Maybe not as much of an adventure as some but I have sort of got used to titling my walks this way.
Some time ago I had downloaded a pdf of a BBC ‘Norman walk’, being the only one within easy reach, and so I printed this out and took it, an Ordnance Survey extract map I had printed out and my trusty Silva compass, all of which I used,and took the X7 bus to Salisbury.
As soon as we got into Wiltshire we passed through a village decorated with dummies dressed up in all sorts of amusing poses. It was very hard to get any photos from the bus so I was pleased to at least get this one.I hadn’t checked to see if I could get a bus to Old Sarum (which you can) and had decided to walk. So in the end I chose to start with points 5 and 4 on the BBC map as they could be on the way and then move on to the start of the walk.
This however was not such a good idea as you can’t always find things if you aren’t following instructions!
I turned off by this lovely thatched cottage,looking for ‘The Parliament Tree’ or at least the plaque where it once stood and proceeded up a woodland path.after a bit it narrowed.Here is a view through the right hand side at one point.so you can see the open ground and houses beyond.
Of course I couldn’t resist taking a picture of the wild rose that leaned across to the path.The weather forecast had been for sun early and then cloud but as you can see the sun was almost too bright for photographs and it turned out a warm sunny day. The sort of weather you expect in June!
I couldn’t work out where I could expect to see the plaque I mentioned so I proceeded on to Old Sarum.
As instructed I climbed onto the inner rampart and walked along it.You can see what a beautiful day it was.
I reached the site of the original cathedral and came across this.I wasn’t sure what it was, an undercroft perhaps.
Here you can see the layout of the cathedral as not much is left standing.There were lots of small pits in the ground,A sign of rabbits I thought!
I proceeded round the outer part of the ditch that surrounded the royal castle.
It was hard to get a photograph that gave an idea of it’s depth but I think the shadow of the trees help here.Now the BBC walk didn’t involve any expense but I decided that I would pay and visit the inner castle part of the site for two reasons.

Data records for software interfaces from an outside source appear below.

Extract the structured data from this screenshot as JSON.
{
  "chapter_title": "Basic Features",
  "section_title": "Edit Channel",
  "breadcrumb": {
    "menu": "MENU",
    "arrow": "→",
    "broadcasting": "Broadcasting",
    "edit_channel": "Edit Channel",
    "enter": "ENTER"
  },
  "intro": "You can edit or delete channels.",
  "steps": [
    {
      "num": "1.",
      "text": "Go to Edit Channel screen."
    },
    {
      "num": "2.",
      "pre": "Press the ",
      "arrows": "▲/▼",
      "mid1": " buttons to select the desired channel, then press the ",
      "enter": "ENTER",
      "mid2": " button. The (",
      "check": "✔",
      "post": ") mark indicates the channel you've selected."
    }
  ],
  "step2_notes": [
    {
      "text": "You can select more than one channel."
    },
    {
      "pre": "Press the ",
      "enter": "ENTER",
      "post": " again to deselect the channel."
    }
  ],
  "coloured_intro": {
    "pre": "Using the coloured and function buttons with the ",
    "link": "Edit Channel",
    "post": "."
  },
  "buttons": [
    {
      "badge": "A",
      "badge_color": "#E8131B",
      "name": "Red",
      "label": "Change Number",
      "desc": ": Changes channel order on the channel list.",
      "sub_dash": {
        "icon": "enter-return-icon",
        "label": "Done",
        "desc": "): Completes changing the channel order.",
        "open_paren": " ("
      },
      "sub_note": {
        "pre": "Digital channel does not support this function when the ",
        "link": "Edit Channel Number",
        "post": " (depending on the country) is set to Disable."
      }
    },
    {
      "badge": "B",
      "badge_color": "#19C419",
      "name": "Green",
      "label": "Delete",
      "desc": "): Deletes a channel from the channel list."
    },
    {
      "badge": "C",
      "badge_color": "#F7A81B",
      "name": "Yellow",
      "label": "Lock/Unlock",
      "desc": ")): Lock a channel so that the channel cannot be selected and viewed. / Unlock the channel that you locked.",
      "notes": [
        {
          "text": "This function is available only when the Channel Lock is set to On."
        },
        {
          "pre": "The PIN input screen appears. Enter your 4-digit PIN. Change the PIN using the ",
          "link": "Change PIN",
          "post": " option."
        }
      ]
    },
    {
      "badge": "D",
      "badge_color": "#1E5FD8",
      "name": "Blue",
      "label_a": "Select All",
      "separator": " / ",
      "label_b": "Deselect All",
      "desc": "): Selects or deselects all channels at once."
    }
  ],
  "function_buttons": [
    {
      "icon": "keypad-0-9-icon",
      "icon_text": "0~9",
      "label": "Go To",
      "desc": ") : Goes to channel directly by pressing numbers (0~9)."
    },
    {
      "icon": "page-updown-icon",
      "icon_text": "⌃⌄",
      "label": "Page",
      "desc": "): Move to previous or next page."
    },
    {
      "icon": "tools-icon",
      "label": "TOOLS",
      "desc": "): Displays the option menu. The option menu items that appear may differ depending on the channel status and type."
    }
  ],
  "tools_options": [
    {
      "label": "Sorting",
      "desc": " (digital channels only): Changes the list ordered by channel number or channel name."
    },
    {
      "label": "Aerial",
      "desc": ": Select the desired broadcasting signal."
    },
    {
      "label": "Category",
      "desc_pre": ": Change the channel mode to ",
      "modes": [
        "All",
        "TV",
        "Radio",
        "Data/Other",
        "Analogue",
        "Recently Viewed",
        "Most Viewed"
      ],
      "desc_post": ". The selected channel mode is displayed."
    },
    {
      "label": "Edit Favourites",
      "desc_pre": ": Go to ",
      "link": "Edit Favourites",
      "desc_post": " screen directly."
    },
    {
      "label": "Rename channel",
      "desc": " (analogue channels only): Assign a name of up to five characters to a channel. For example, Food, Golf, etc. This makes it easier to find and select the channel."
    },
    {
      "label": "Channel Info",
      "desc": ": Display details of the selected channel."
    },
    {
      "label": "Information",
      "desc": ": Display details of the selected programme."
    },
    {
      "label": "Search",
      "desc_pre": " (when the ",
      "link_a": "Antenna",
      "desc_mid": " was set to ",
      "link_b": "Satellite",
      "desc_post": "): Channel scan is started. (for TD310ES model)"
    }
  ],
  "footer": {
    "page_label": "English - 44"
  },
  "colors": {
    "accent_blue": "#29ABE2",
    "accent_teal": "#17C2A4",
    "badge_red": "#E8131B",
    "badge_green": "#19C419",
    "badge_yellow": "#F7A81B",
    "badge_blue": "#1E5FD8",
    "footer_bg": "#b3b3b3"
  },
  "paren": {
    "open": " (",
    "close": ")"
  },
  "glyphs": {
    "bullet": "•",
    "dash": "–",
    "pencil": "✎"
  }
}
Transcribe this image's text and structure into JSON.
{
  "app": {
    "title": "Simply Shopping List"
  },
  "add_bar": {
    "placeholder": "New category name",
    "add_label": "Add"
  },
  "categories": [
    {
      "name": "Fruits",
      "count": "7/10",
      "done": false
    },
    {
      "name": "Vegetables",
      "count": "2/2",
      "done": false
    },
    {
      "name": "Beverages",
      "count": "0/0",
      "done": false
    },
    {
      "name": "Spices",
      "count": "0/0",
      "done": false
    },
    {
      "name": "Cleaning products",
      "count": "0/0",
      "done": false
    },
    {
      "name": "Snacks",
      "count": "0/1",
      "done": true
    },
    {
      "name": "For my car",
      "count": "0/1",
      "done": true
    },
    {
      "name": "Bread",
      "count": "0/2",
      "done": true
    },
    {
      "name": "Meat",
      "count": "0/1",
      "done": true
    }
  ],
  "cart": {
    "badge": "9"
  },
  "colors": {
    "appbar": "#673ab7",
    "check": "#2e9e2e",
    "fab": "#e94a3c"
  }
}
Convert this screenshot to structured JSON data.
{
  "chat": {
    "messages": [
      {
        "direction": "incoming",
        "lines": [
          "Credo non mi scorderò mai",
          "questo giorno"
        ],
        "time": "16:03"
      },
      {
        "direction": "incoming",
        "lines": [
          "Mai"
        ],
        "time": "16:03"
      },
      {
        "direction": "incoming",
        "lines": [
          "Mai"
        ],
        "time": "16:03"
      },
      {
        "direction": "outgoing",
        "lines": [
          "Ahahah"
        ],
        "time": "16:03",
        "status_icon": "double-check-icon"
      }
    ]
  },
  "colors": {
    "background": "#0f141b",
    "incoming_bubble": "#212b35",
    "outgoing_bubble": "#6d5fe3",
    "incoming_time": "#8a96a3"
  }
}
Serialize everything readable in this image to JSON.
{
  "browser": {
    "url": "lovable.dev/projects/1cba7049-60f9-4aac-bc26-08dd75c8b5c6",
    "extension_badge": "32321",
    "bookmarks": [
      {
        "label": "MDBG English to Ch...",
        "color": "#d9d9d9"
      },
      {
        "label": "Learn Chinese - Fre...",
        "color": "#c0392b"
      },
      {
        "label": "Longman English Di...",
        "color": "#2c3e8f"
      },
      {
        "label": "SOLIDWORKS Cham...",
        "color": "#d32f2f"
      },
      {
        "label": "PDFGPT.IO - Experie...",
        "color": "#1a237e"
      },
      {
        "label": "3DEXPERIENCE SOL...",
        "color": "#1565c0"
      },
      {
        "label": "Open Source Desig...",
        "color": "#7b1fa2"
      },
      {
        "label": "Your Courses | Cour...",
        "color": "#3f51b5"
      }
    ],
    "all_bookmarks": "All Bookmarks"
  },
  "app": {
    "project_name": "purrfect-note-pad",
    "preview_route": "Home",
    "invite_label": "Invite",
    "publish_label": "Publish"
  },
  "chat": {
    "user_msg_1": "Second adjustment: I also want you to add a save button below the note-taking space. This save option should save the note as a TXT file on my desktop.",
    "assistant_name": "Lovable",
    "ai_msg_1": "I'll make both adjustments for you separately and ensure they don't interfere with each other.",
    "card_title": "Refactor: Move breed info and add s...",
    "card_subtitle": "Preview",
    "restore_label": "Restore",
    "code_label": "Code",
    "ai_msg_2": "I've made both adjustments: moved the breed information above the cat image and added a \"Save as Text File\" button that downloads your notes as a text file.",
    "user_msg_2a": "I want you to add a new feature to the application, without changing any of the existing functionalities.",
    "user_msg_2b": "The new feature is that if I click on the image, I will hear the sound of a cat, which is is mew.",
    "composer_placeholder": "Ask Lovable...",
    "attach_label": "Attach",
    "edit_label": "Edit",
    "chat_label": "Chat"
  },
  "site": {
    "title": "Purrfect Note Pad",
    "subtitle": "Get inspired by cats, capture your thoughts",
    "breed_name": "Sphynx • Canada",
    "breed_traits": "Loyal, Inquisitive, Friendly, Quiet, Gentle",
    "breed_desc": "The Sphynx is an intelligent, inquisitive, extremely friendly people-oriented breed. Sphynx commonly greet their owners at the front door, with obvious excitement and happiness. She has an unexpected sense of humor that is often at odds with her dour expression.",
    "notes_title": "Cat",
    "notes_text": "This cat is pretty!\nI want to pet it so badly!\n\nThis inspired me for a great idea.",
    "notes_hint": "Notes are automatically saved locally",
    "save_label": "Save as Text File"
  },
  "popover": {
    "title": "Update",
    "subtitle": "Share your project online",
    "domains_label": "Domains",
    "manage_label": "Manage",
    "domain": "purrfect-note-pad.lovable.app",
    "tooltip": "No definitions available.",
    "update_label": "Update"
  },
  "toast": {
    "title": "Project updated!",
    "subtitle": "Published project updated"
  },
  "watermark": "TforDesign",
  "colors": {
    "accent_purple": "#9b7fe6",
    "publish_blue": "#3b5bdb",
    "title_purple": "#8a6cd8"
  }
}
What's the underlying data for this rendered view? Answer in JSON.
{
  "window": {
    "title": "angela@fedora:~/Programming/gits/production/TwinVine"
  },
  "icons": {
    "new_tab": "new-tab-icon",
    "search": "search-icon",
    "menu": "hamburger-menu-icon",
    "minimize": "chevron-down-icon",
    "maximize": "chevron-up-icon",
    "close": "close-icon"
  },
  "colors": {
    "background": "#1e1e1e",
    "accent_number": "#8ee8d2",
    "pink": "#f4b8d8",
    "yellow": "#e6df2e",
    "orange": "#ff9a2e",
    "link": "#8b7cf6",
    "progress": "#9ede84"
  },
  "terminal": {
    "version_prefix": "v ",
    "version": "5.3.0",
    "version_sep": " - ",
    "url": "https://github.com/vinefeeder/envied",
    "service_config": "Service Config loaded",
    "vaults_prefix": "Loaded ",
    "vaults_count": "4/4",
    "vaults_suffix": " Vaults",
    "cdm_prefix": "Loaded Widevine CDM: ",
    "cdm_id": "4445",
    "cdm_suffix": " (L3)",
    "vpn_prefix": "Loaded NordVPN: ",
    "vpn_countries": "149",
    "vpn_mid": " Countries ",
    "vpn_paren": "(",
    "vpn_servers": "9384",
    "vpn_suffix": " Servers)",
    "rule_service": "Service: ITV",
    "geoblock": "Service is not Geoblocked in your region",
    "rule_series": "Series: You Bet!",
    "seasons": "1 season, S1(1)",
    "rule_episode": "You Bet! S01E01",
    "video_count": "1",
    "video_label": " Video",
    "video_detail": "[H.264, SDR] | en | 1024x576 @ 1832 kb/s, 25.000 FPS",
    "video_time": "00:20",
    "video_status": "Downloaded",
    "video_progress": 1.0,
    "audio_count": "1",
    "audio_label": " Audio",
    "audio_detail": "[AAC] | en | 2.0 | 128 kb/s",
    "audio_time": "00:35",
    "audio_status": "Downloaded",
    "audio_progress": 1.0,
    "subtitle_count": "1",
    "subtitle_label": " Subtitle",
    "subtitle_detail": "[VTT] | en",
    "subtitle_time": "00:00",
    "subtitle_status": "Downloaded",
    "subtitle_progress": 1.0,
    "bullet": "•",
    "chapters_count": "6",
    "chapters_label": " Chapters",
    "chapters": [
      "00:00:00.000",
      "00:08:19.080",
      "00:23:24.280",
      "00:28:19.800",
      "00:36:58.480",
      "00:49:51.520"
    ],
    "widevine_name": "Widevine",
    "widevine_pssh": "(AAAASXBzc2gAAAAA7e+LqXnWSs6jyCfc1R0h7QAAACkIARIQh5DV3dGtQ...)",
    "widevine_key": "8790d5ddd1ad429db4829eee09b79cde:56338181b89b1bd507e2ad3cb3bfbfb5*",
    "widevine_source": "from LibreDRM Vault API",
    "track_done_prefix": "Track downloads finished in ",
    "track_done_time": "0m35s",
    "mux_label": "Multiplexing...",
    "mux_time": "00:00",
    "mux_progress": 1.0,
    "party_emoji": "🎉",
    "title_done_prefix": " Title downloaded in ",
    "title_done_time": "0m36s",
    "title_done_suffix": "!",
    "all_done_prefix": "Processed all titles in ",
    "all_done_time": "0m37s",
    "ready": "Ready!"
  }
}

The first because on my previous visit with a friend, we had walked there along the river, a very pretty walk, but by the time we arrived she said she was tired and was worried if we would get back in time for something she had to do, so we didn’t stay very long.
The second reason was because on that visit I had seen that they sold some attractive silver rings.
Here is the bridge over the ditch that leads to the royal castle ruins.Now I bought the ring to the left in the picture below in St David’s when I was twenty-two and I wore it most of the time until a few years ago when my knuckles got too big. I wanted to get another silver ring, maybe a celtic cut-out design but not one with a break in the pattern where it was joined in a circle.
When I had been here before they had such a ring but I didn’t have time to look at it and wasn’t sure if I could really afford it. This time they didn’t have the same ring but I found this one (on the right). It was about two third the width of the ring I had seen and about two thirds the price, both of which were a good idea so I bought it. It was just the right size so obviously this was meant to be!I don’t want to bore you but I will share a few of the photographs I took round the castle area.
There is the well and believe it or not people had slipped coins down the side. Don’t know if anyone could collect them up.
Here is a long view of the main ruins.and this is the banked chalk path that runs along the edge (just at the top of the steps you can see in the photo above).From here I took a distant view of Salisbury cathedral using the maximum digital zoom of my camera which obviously doesn’t give you the best picture but gave me more than I could see with my eyes!I walked along the path as far as the most solid of the flint walls. Obviously, originally these would have been faced with smooth stone.
I couldn’t resist taking a closer look at the flints.I thought this was a bit like an animal face.I also found there were plants growing in the walls.From here I could get another view of the layout of the old cathedral.I decided to make another try at finding the Parliament Elm plaque by following the given instructions.
I almost missed the sign that said “Stratford sub-Castle 1/2 mile.”But found the first gate and saw a rabbit! unfortunately he saw me first but here is proof!and then the second gate,and finally the plaque.I decided not to try to find points 6 and 7 of the planned walk as the walk did seem to be mainly an exercise in imagination and so I then went back the way I came photographing the flowers in a couple of gardens as I went.
Two sorts of poppies: ordinary and californian plus some wheat!Then one of my favourites ever since I grew them as a child: Love-in-the-mist.Since I now knew where I was and was no longer afraid of getting lost I decided to finish the day by walking along the river Avon.and took a last view of Salisbury cathedral.I got to the bus stop just as the last bus of the day to Southampton was leaving! I hadn’t realised that the later buses only went halfway, so I was lucky. Must plan better next time.
I hope you enjoy joining me on my walk. I realise that writing and sharing these posts is almost as good as being able to have company on the walk itself.